Reproduce every line of the data, exactly and without its pictures.

[Records drawn from a dataset]

• • • •

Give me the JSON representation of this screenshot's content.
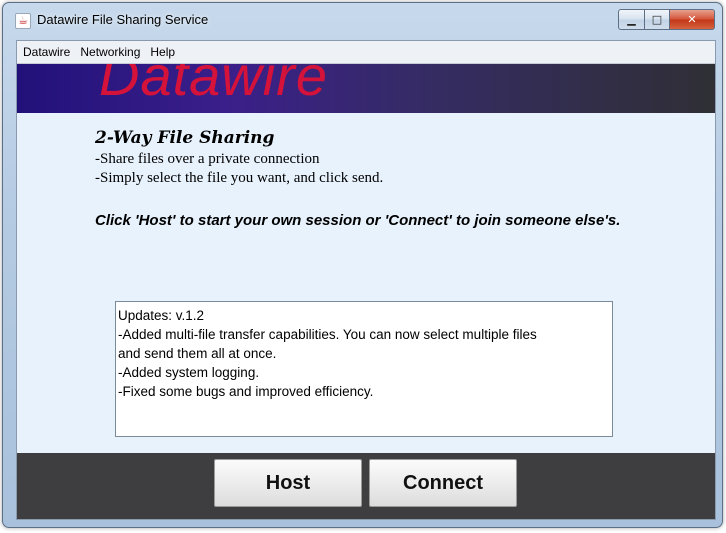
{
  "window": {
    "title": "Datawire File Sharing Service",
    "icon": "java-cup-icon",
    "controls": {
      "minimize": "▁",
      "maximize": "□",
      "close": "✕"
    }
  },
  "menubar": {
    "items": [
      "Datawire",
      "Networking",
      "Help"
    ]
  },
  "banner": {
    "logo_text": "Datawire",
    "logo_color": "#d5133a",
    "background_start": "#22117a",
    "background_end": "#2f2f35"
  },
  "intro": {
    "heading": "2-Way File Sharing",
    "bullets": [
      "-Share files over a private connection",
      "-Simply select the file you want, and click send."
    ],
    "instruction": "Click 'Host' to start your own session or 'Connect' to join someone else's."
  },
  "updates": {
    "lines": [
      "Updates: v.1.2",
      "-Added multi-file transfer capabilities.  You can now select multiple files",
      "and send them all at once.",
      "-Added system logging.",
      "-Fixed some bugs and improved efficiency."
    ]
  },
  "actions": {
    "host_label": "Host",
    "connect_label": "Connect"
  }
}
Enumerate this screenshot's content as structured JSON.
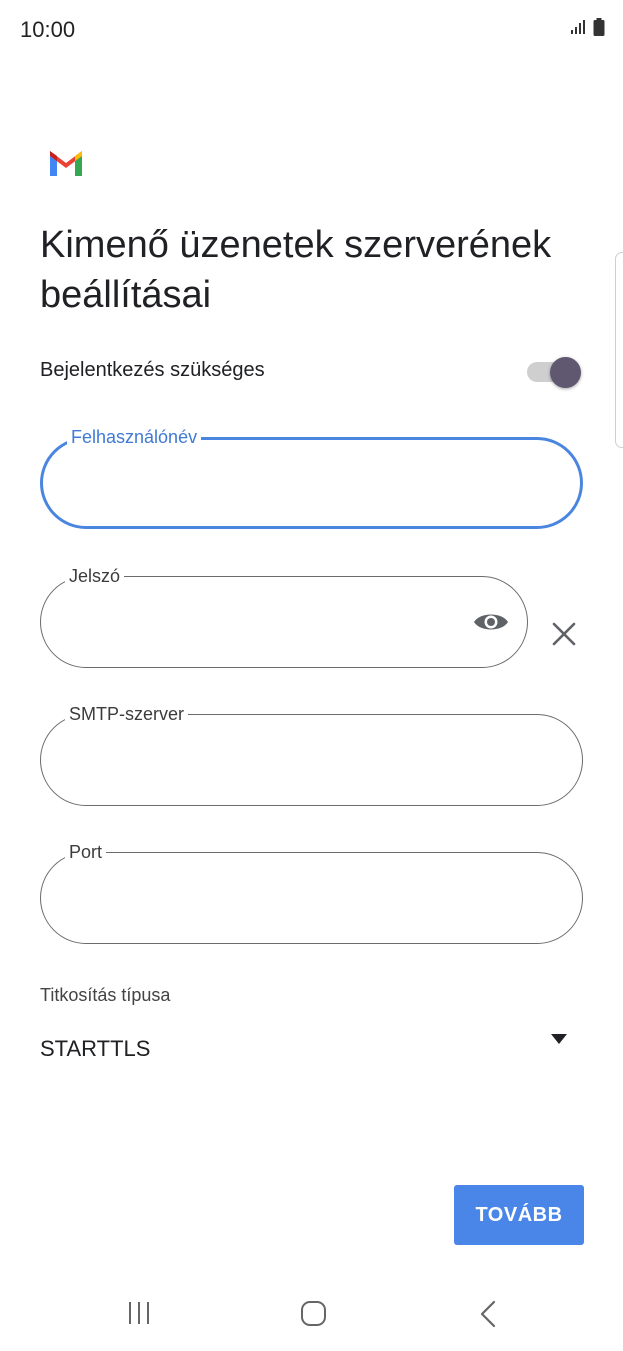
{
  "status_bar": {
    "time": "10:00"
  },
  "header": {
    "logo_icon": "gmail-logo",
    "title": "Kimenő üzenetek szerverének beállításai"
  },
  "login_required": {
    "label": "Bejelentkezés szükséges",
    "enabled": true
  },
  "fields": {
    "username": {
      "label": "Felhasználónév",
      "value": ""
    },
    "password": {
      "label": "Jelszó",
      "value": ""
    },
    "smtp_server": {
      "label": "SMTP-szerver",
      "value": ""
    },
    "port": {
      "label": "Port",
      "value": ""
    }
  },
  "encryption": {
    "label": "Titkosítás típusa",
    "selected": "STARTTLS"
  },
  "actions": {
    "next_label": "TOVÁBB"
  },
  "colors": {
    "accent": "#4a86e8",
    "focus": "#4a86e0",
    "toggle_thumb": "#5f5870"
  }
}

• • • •

REPLY =>
Give me the JSON representation of this screenshot's content.
{
  "window": {
    "title": "Datawire File Sharing Service",
    "icon": "java-cup-icon",
    "controls": {
      "minimize": "▁",
      "maximize": "□",
      "close": "✕"
    }
  },
  "menubar": {
    "items": [
      "Datawire",
      "Networking",
      "Help"
    ]
  },
  "banner": {
    "logo_text": "Datawire",
    "logo_color": "#d5133a",
    "background_start": "#22117a",
    "background_end": "#2f2f35"
  },
  "intro": {
    "heading": "2-Way File Sharing",
    "bullets": [
      "-Share files over a private connection",
      "-Simply select the file you want, and click send."
    ],
    "instruction": "Click 'Host' to start your own session or 'Connect' to join someone else's."
  },
  "updates": {
    "lines": [
      "Updates: v.1.2",
      "-Added multi-file transfer capabilities.  You can now select multiple files",
      "and send them all at once.",
      "-Added system logging.",
      "-Fixed some bugs and improved efficiency."
    ]
  },
  "actions": {
    "host_label": "Host",
    "connect_label": "Connect"
  }
}
Enumerate this screenshot's content as structured JSON.
{
  "status_bar": {
    "time": "10:00"
  },
  "header": {
    "logo_icon": "gmail-logo",
    "title": "Kimenő üzenetek szerverének beállításai"
  },
  "login_required": {
    "label": "Bejelentkezés szükséges",
    "enabled": true
  },
  "fields": {
    "username": {
      "label": "Felhasználónév",
      "value": ""
    },
    "password": {
      "label": "Jelszó",
      "value": ""
    },
    "smtp_server": {
      "label": "SMTP-szerver",
      "value": ""
    },
    "port": {
      "label": "Port",
      "value": ""
    }
  },
  "encryption": {
    "label": "Titkosítás típusa",
    "selected": "STARTTLS"
  },
  "actions": {
    "next_label": "TOVÁBB"
  },
  "colors": {
    "accent": "#4a86e8",
    "focus": "#4a86e0",
    "toggle_thumb": "#5f5870"
  }
}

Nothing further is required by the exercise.